[Interface dataset entries]
====================
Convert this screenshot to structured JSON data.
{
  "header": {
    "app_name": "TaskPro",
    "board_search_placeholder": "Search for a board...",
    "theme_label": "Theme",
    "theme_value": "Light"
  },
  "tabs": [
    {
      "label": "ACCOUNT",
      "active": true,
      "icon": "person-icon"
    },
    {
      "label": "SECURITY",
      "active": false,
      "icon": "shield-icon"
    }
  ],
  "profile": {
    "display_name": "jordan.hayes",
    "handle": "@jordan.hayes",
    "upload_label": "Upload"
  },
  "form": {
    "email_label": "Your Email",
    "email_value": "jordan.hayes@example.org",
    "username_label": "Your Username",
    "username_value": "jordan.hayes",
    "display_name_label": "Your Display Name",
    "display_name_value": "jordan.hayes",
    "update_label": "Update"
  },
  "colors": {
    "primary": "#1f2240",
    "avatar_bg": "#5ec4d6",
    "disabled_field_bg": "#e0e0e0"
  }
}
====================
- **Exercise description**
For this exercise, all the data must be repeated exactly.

- **Response to the exercise**
Convert this screenshot to structured JSON data.
{
  "header": {
    "app_name": "TaskPro",
    "board_search_placeholder": "Search for a board...",
    "theme_label": "Theme",
    "theme_value": "Light"
  },
  "tabs": [
    {
      "label": "ACCOUNT",
      "active": true,
      "icon": "person-icon"
    },
    {
      "label": "SECURITY",
      "active": false,
      "icon": "shield-icon"
    }
  ],
  "profile": {
    "display_name": "jordan.hayes",
    "handle": "@jordan.hayes",
    "upload_label": "Upload"
  },
  "form": {
    "email_label": "Your Email",
    "email_value": "jordan.hayes@example.org",
    "username_label": "Your Username",
    "username_value": "jordan.hayes",
    "display_name_label": "Your Display Name",
    "display_name_value": "jordan.hayes",
    "update_label": "Update"
  },
  "colors": {
    "primary": "#1f2240",
    "avatar_bg": "#5ec4d6",
    "disabled_field_bg": "#e0e0e0"
  }
}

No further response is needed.